Awardees of the Office of Innovation and Entrepreneurship’s (OIE) i6 Challenge came to Washington D.C. to brief Congress on how federal funds are promoting regional economic and job growth. OIE, which was authorized under the America COMPETES Reauthorization Act of 2010, supports efforts to foster innovation ecosystems and the commercialization of new technologies, products, processes, and services.

Close to 60 Congressional staffers gathered at the Capitol Visitors Center in Washington, D.C., to hear first-hand from four i6 Challenge awardees: David Kenney and Dr. Patricia Beckman of the Oregon Built Environment and Sustainable Technologies Center of Portland, Oregon; Dr. Thomas O’Neal and Wayne Hodges of the Global Center for Medical Innovation of Atlanta, Georgia; Dr. Art Boni of Carnegie Mellon University of Pittsburgh, Pennsylvania; and Dr. Wayne Watkins of the University of Akron Research Foundation of Akron, Ohio.

Obama Administration Applauds Opening of Innovation Hub in Gainesville, Florida

View of incubation hub lobby from balcony

Guest blog post by U.S. Assistant Secretary of Commerce for Economic Development John R. Fernandez

U.S. Senator Bill Nelson, Gainesville Mayor Craig Lowe, and University of Florida President J. Bernard Machen, all gathered for the opening of the Florida Innovation Hub on January 11, 2012. I was proud to address the large crowd that was here to support the unveiling of a new tech business incubator that will help entrepreneurs, innovators, and start-up companies commercialize their research and bring it into the marketplace.

As Florida seeks to diversify beyond tourism and agriculture, and transition to a more innovation-based economy, the $8.2 million grant that the Department of Commerce’s Economic Development Administration (EDA) invested in the University of Florida in Gainesville to build this facility will promote a more diverse economy in the state. It will lead to the creation of new higher-skill, living-wage jobs that are vital to the prosperity of this region. This incubator is expected to create 300 jobs and generate $30 million in private investment.

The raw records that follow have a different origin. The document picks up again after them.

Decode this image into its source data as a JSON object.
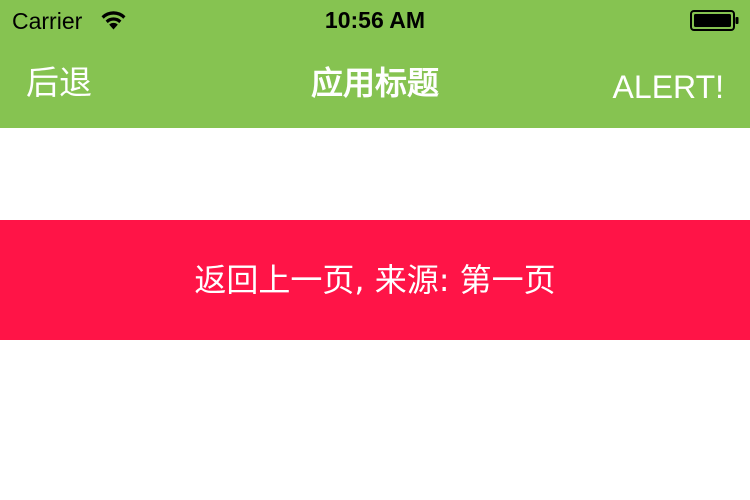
{
  "status_bar": {
    "carrier": "Carrier",
    "time": "10:56 AM",
    "wifi_icon": "wifi-icon",
    "battery_icon": "battery-icon"
  },
  "nav_bar": {
    "back_label": "后退",
    "title": "应用标题",
    "right_label": "ALERT!"
  },
  "content": {
    "back_banner_label": "返回上一页, 来源: 第一页"
  },
  "colors": {
    "header_green": "#86c351",
    "banner_red": "#ff1447",
    "text_white": "#ffffff",
    "background": "#ffffff"
  }
}
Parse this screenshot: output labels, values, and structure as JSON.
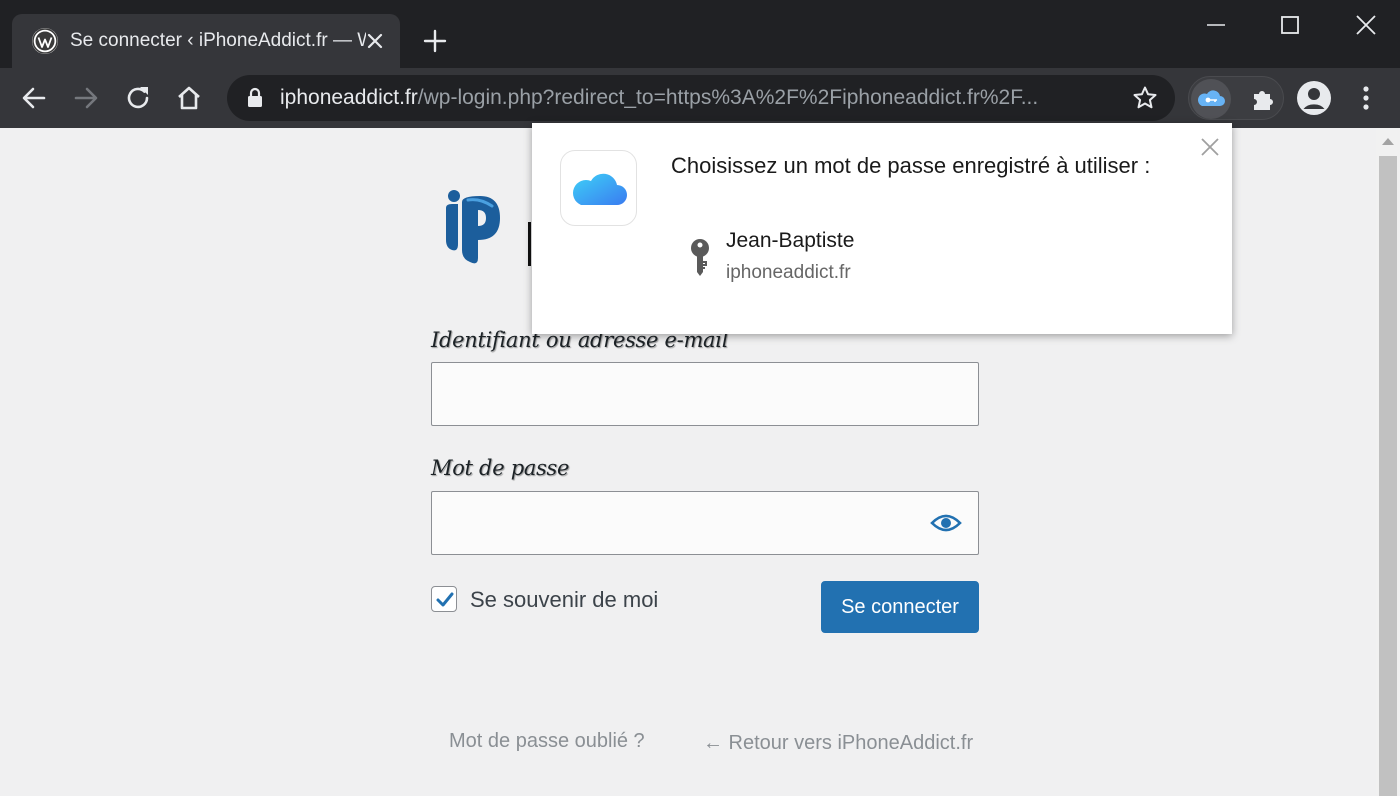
{
  "browser": {
    "tab_title": "Se connecter ‹ iPhoneAddict.fr — WordPress",
    "url_host": "iphoneaddict.fr",
    "url_path": "/wp-login.php?redirect_to=https%3A%2F%2Fiphoneaddict.fr%2F...",
    "icons": [
      "wordpress-icon",
      "close-icon",
      "plus-icon",
      "minimize-icon",
      "maximize-icon",
      "back-icon",
      "forward-icon",
      "reload-icon",
      "home-icon",
      "lock-icon",
      "star-icon",
      "icloud-key-icon",
      "puzzle-icon",
      "profile-icon",
      "kebab-menu-icon"
    ]
  },
  "login": {
    "user_label": "Identifiant ou adresse e-mail",
    "user_value": "",
    "pass_label": "Mot de passe",
    "pass_value": "",
    "remember_label": "Se souvenir de moi",
    "remember_checked": true,
    "submit_label": "Se connecter",
    "lost_password": "Mot de passe oublié ?",
    "back_link": "← Retour vers iPhoneAddict.fr"
  },
  "popup": {
    "title": "Choisissez un mot de passe enregistré à utiliser :",
    "credential_user": "Jean-Baptiste",
    "credential_site": "iphoneaddict.fr"
  },
  "colors": {
    "chrome_dark": "#202124",
    "chrome_toolbar": "#35363a",
    "wp_blue": "#2271b1",
    "page_bg": "#f0f0f1"
  }
}
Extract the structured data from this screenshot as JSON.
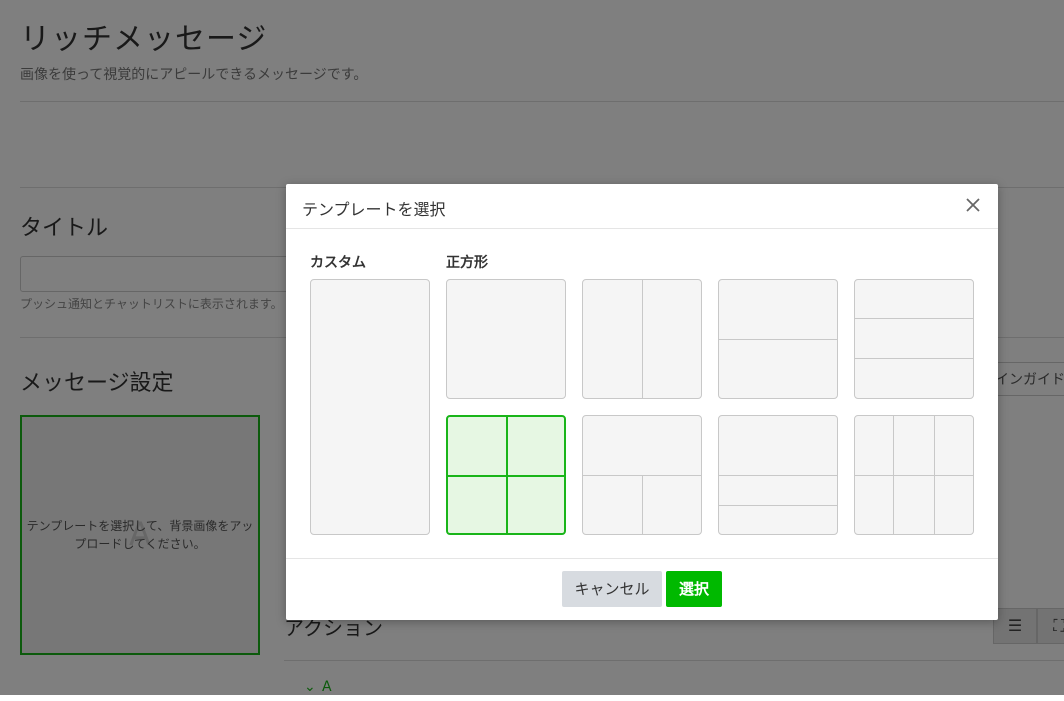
{
  "page": {
    "title": "リッチメッセージ",
    "subtitle": "画像を使って視覚的にアピールできるメッセージです。",
    "title_section": "タイトル",
    "title_hint": "プッシュ通知とチャットリストに表示されます。",
    "message_section": "メッセージ設定",
    "guide_button": "インガイド",
    "preview_letter": "A",
    "preview_text": "テンプレートを選択して、背景画像をアップロードしてください。",
    "action_section": "アクション",
    "accordion_label": "A"
  },
  "modal": {
    "title": "テンプレートを選択",
    "custom_label": "カスタム",
    "square_label": "正方形",
    "selected_template_index": 4,
    "cancel_label": "キャンセル",
    "select_label": "選択"
  },
  "colors": {
    "accent": "#00b900",
    "selected_border": "#19b519",
    "selected_fill": "#e6f7e3"
  }
}
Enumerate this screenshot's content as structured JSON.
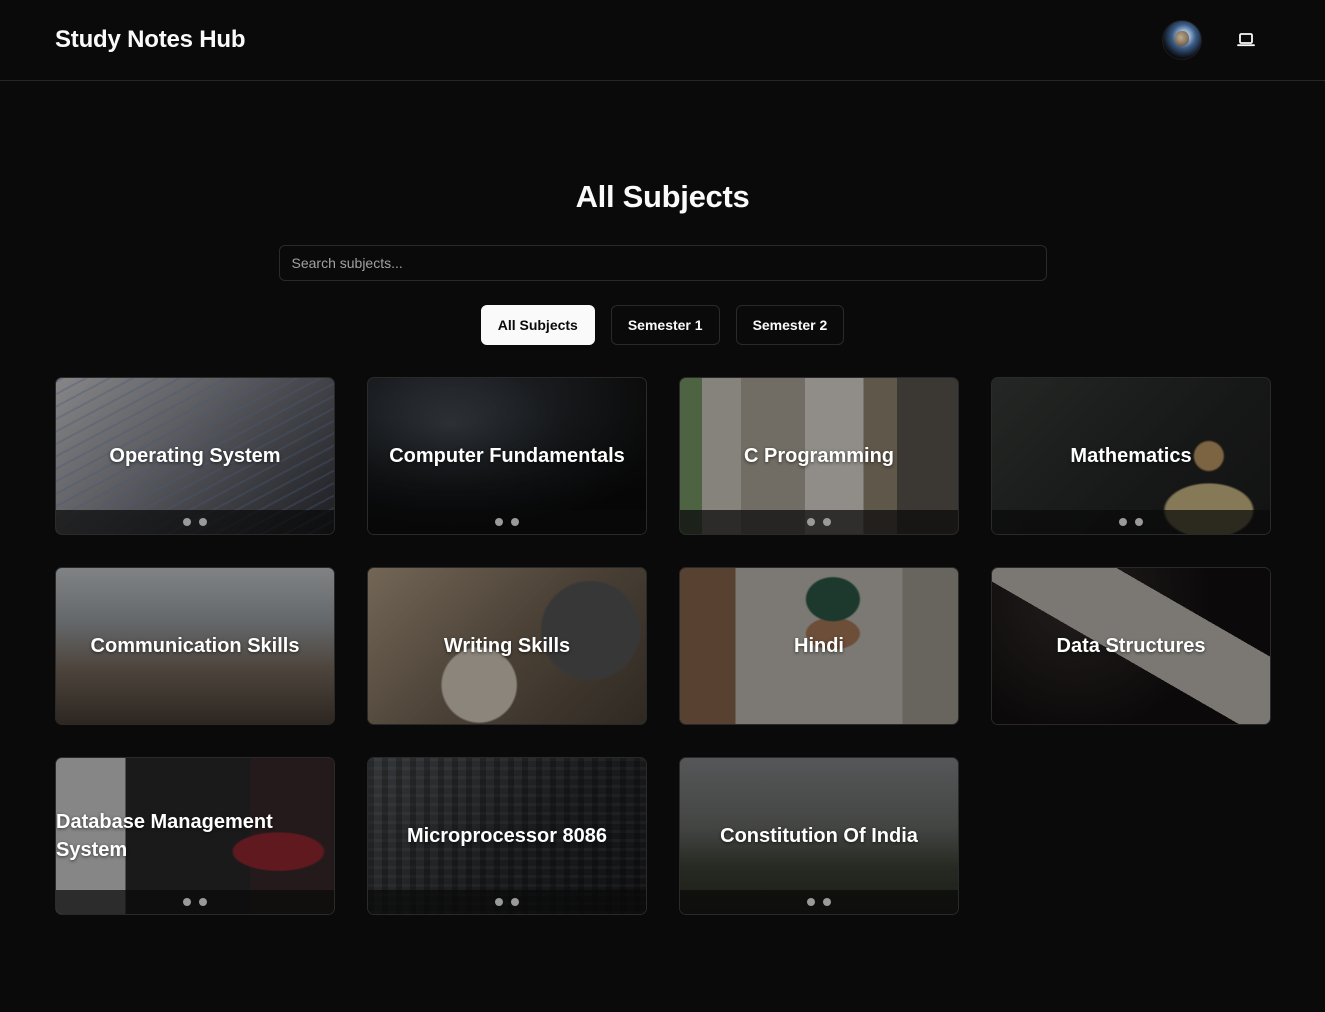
{
  "header": {
    "brand": "Study Notes Hub",
    "avatar_icon": "globe-avatar",
    "device_icon": "laptop-icon"
  },
  "main": {
    "title": "All Subjects",
    "search": {
      "placeholder": "Search subjects...",
      "value": ""
    },
    "filters": [
      {
        "label": "All Subjects",
        "active": true
      },
      {
        "label": "Semester 1",
        "active": false
      },
      {
        "label": "Semester 2",
        "active": false
      }
    ],
    "subjects": [
      {
        "title": "Operating System",
        "image": "bg-os",
        "dots": 2
      },
      {
        "title": "Computer Fundamentals",
        "image": "bg-cf",
        "dots": 2
      },
      {
        "title": "C Programming",
        "image": "bg-cp",
        "dots": 2
      },
      {
        "title": "Mathematics",
        "image": "bg-math",
        "dots": 2
      },
      {
        "title": "Communication Skills",
        "image": "bg-comm",
        "dots": 0
      },
      {
        "title": "Writing Skills",
        "image": "bg-write",
        "dots": 0
      },
      {
        "title": "Hindi",
        "image": "bg-hindi",
        "dots": 0
      },
      {
        "title": "Data Structures",
        "image": "bg-ds",
        "dots": 0
      },
      {
        "title": "Database Management System",
        "image": "bg-dbms",
        "dots": 2,
        "align": "left"
      },
      {
        "title": "Microprocessor 8086",
        "image": "bg-mp",
        "dots": 2
      },
      {
        "title": "Constitution Of India",
        "image": "bg-coi",
        "dots": 2
      }
    ]
  },
  "colors": {
    "background": "#0a0a0a",
    "border": "#2a2a2a",
    "text": "#fafafa",
    "muted": "#a1a1a1"
  }
}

Obama Administration Invests $2 Million to Spur Advanced Manufacturing in South Central Kansas

Assistant Secretary Fernandez participates in roundtable discussion at Wichita State University

Guest blog post by U.S. Assistant Secretary of Commerce for Economic Development John R. Fernandez

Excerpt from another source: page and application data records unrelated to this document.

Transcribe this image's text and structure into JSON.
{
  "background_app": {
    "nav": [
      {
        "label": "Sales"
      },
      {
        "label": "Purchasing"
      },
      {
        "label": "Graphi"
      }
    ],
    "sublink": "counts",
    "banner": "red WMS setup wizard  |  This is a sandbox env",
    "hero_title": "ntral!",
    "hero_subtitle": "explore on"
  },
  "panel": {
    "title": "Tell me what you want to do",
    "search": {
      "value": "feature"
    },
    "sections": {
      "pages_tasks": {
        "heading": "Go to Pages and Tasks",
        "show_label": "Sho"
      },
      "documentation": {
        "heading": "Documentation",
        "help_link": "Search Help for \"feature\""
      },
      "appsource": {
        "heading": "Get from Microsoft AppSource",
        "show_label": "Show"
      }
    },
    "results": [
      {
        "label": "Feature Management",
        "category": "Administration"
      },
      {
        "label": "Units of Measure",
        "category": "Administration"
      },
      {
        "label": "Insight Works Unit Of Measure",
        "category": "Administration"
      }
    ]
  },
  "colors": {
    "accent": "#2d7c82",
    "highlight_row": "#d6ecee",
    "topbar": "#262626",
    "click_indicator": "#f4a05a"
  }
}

The Obama administration recently announced a $2 million Jobs and Innovation Accelerator Challenge award to the Center for Innovation and Enterprise Engagement to support the south central Kansas region’s efforts to jumpstart advanced manufacturing and create the jobs of the future. The $37 million Jobs Accelerator competition leverages funding from three federal agencies and technical assistance from 13 additional agencies to support the development of 20 high-growth industry clusters across the country. Funding for workforce training and technical assistance is provided by the Department of Labor’s Employment and Training Administration (ETA), the Department of Commerce’s Economic Development Administration (EDA), and the Small Business Administration (SBA).

Two manufacturing industries—wind turbine and medical equipment—are specific targets of the initiative being led by Wichita State University. The effort encourages the migration of technology into the region’s economy to develop composite and advanced materials products and processes and bring with it new, high-paying jobs. But other opportunities will undoubtedly come from exploitation by other industries of the composite materials sector in the region.

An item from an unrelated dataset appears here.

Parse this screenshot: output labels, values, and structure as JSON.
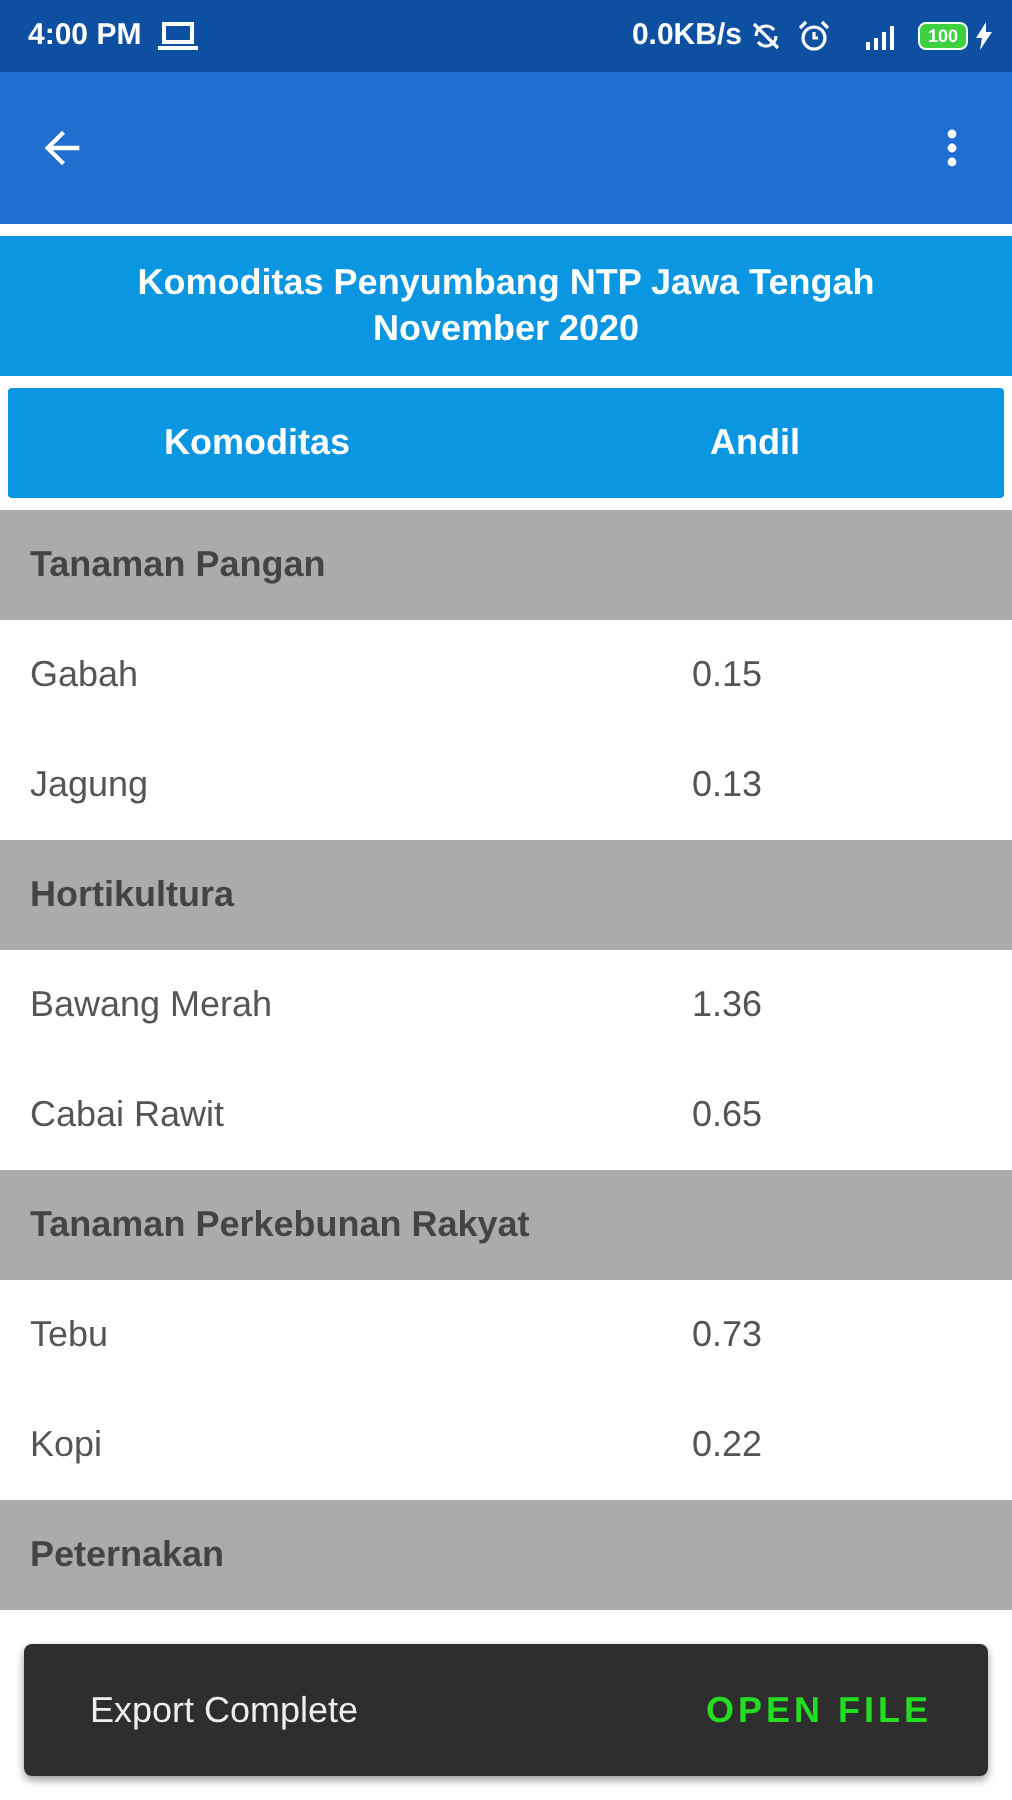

The investment will help assure that south central Kansas will remain a dynamic center of manufacturing and a generator of jobs for years to come.

EDA Investments and Programs Help Strengthen America’s Economic Ecosystem, Create Jobs

i6 Challenge logo

Guest blog post by U.S. Assistant Secretary of Commerce for Economic Development John R. Fernandez

With the private sector creating more than three million new jobs over the last 21 months, and nine straight quarters of positive GDP growth, the U.S. economy is showing signs of recovery. But with millions of people across the nation still unemployed, there is nothing more important right now than working to accelerate business development and job growth.

In the 2011 fiscal year, Commerce's U.S. Economic Development Administration (EDA) continued its important work of investing in competitive projects across the country that are spurring innovation at the regional level, helping to create jobs, and mitigating the effects of natural and man-made disasters.

Commerce’s EDA Investing to Strengthen Tennessee Businesses and Grow Nashville’s Hospitality Industry

Workers prepare to reconstruct flooded road (File photo: National Park Service)

Guest blog post by U.S. Assistant Secretary of Commerce for Economic Development John Fernandez

Between March and May of 2010, severe storms and floods devastated many parts of Tennessee, Kentucky, Nebraska and Rhode Island. While Commerce’s Economic Development Administration (EDA) is not a first responder to such disasters, the agency quickly got to work assessing the damage and connecting with local leaders regarding their needs as they began to pick up the pieces and rebuild. Recognizing the critical role that EDA can play for these communities, Congress provided $49 million in supplemental funding for EDA to award to these states to help them in their recovery efforts.

Last week, businesses in Tennessee got some good holiday news, when EDA announced its investment of $5.8 million to help build critical infrastructure to support Tennessee businesses and jobs and to develop a strategic marketing strategy to grow the Nashville hospitality sector following the floods of 2010.

These grants will assist in Tennessee’s recovery and redevelopment efforts by funding the necessary improvements that will ensure the resilience of physical and economic infrastructure and include:

  • $2 million to the Jackson Energy Authority to build core sewer infrastructure to protect major regional employers, including the Jackson-Madison Hospital and numerous industrial and manufacturing businesses, from flooding. The project is expected to result in the retention of 9,690 jobs, according to grantee estimates;
  • $1.49 million to the city of Dyersburg to help build an elevated water storage tank that will improve water capacity for manufacturing and industrial businesses and will serve new tracts of land being developed outside of the flood plain to accommodate business needs. The project is expected to save 433 jobs, create 200 jobs and generate $4 million in private investment, according to grantee estimates;
  • $1.3 million to Conexion Americas of Nashville to help build the Casa Azafran Community Center, which will provide expanded business startup or expansion assistance to Latino small business owners and aspiring entrepreneurs;
  • $1 million to the Nashville Convention & Visitors Bureau to implement a regional marketing strategy that will support the city’s economic recovery by promoting the hospitality industry, which lost hundreds of millions of dollars in the wake of the flooding that impacted the city in 2010.

In announcing the grant, U.S. Commerce Secretary John Bryson said “The Obama administration is committed to helping communities impacted by natural disasters rebuild stronger and smarter to protect businesses and jobs. These critical EDA investments will provide the infrastructure needed to help keep businesses running and workers productive in the event of future floods, expand vital business assistance to Nashville’s Latino community and help Nashville revitalize its critical hospitality sector to create new jobs.”

In May 2010, President Obama signed the Tennessee Disaster Declaration and ordered Federal aid to supplement state and local recovery efforts in the area struck by severe storms, flooding, straight-line winds, and tornadoes beginning on April 30, 2010, and continuing. The president's action made Federal funding available to help individuals and business owners recover from the effects of the disaster.